2. Although enzymes could always be much faster if they changed so as to bind their substrates more weakly, actual enzymes must be able to discriminate in favor of their special substrate, and therefore they have sacrificed speed to obtain better binding. This means that specific control of individual metabolic steps is more important than overall speed.
3. Results for many hundreds of enzymes establish that a lower limit for a normal catalytic activity is 1 s-1. Most enzymes have a catalytic rate between 10 and 300 s-1.
4. Allosteric regulation always results in a change in the enzyme's affinity for its substrate. Even V-type enzymes (named for their large change in catalytic velocity) always have a corresponding change in affinity for their substrate.
Thomas Traut has a PhD in molecular biology, and has studied enzymes since 1974. As a professor at the University of North Carolina at Chapel Hill he has focused on enzyme regulation, and taught advanced enzymology to graduate students. Important findings from his research helped to define the mechanism of allosteric control for dissociating enzymes. In this group the active form of the enzyme is normally oligomeric (trimer, tetramer, hexamer, etc.) and the dissociated subunit has little or no activity. With the solution of crystal structures for these enzymes by other laboratories, it became established that these dissociating enzymes had the active site at the interface of two adjacent subunits. Therefore, only the oligomer could have a complete active site. Since binding of the substrate, or of an effector, stabilizes two adjacent subunits in contact, this from of regulation is an efficient form of conformational control.
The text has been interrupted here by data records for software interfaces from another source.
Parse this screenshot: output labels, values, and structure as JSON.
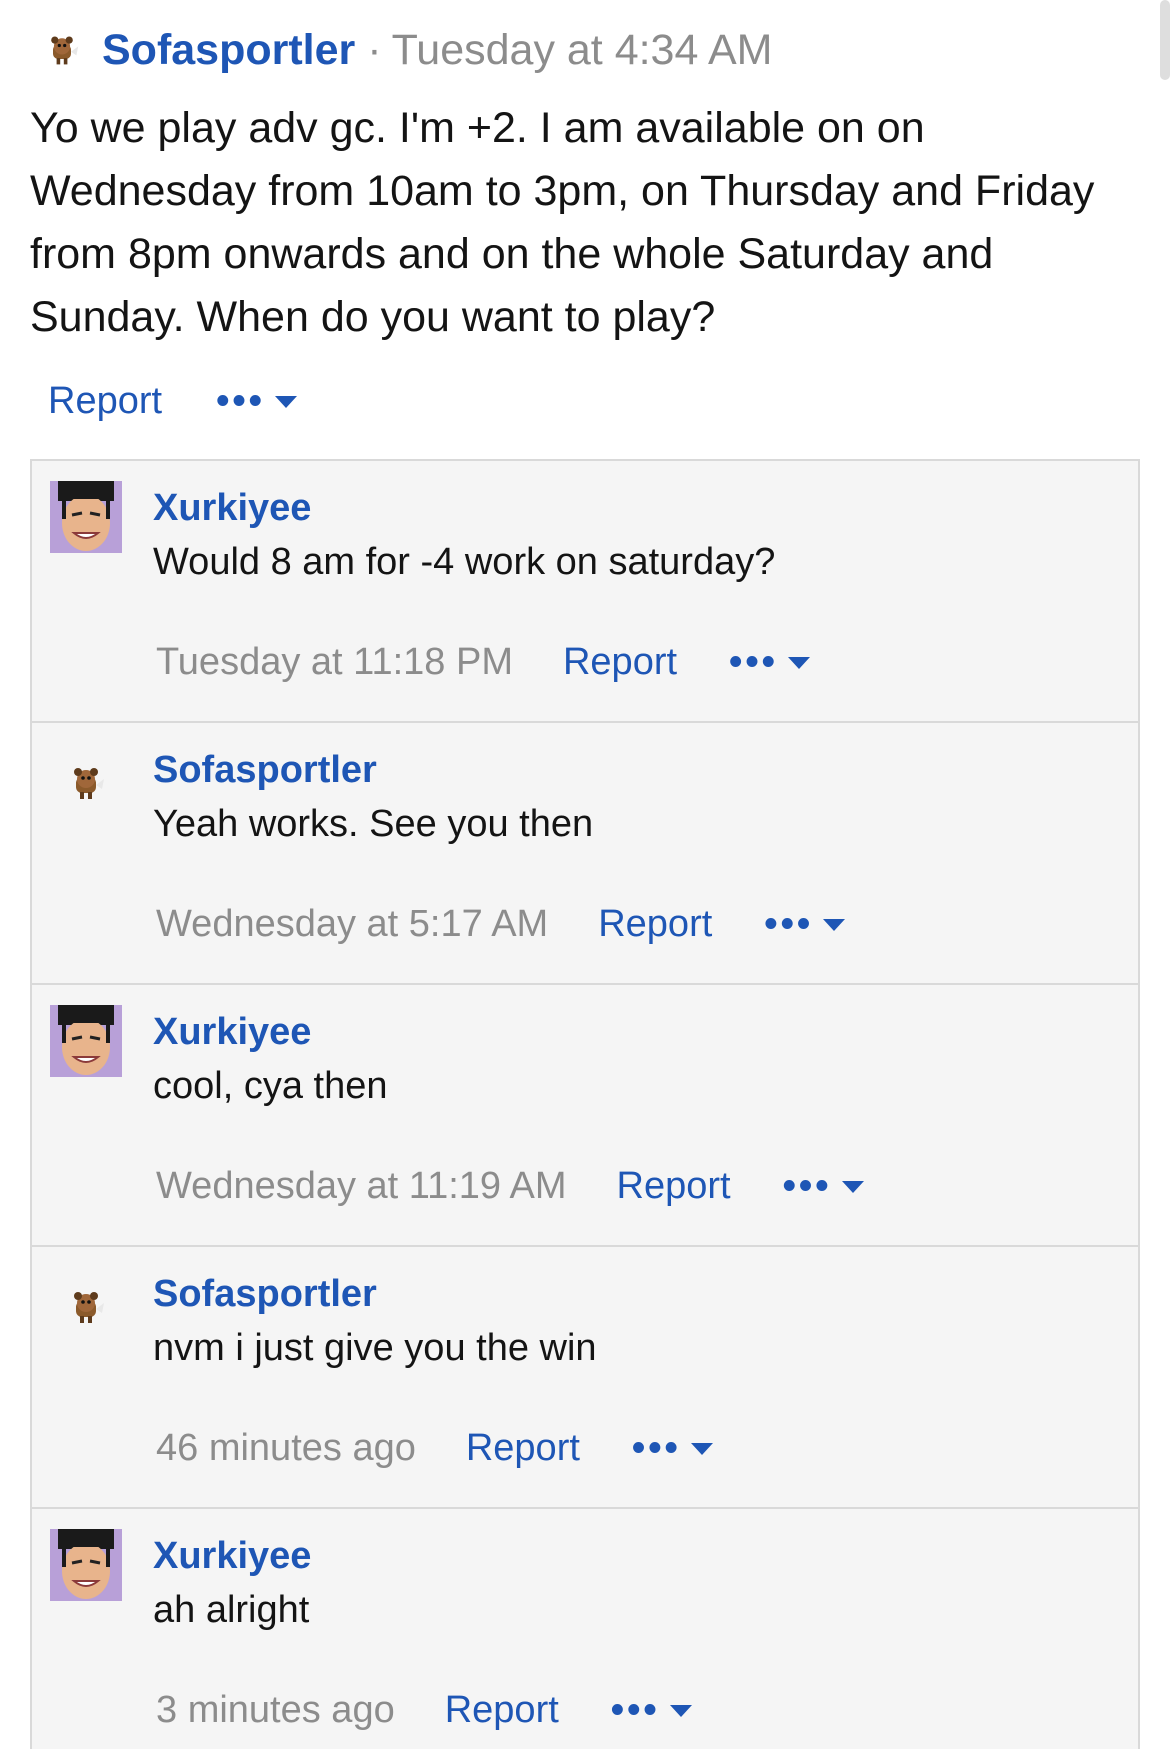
{
  "post": {
    "author": "Sofasportler",
    "separator": "·",
    "time": "Tuesday at 4:34 AM",
    "body": "Yo we play adv gc. I'm +2. I am available on on Wednesday from 10am to 3pm, on Thursday and Friday from 8pm onwards and on the whole Saturday and Sunday. When do you want to play?",
    "report_label": "Report",
    "more_label": "•••"
  },
  "comments": [
    {
      "author": "Xurkiyee",
      "avatar": "anime-face-avatar",
      "text": "Would 8 am for -4 work on saturday?",
      "time": "Tuesday at 11:18 PM",
      "report_label": "Report",
      "more_label": "•••"
    },
    {
      "author": "Sofasportler",
      "avatar": "fox-avatar",
      "text": "Yeah works. See you then",
      "time": "Wednesday at 5:17 AM",
      "report_label": "Report",
      "more_label": "•••"
    },
    {
      "author": "Xurkiyee",
      "avatar": "anime-face-avatar",
      "text": "cool, cya then",
      "time": "Wednesday at 11:19 AM",
      "report_label": "Report",
      "more_label": "•••"
    },
    {
      "author": "Sofasportler",
      "avatar": "fox-avatar",
      "text": "nvm i just give you the win",
      "time": "46 minutes ago",
      "report_label": "Report",
      "more_label": "•••"
    },
    {
      "author": "Xurkiyee",
      "avatar": "anime-face-avatar",
      "text": "ah alright",
      "time": "3 minutes ago",
      "report_label": "Report",
      "more_label": "•••"
    }
  ],
  "colors": {
    "link": "#1e56b5",
    "muted": "#8c8c8c",
    "panel": "#f5f5f5",
    "border": "#d9d9d9"
  }
}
Additional studies helped to establish the correspondence between the subunit size of an enzyme and the number of independent ligand binding sites. Modules are the smallest units of folded protein structure. They are normally 3 - 7 kDa in size, and can bind one ligand. Catalytic sites, or regulatory sites, are frequently formed by two adjacent modules. The total size of a protein subunit then gives a good estimate of the number of such different ligand binding sites.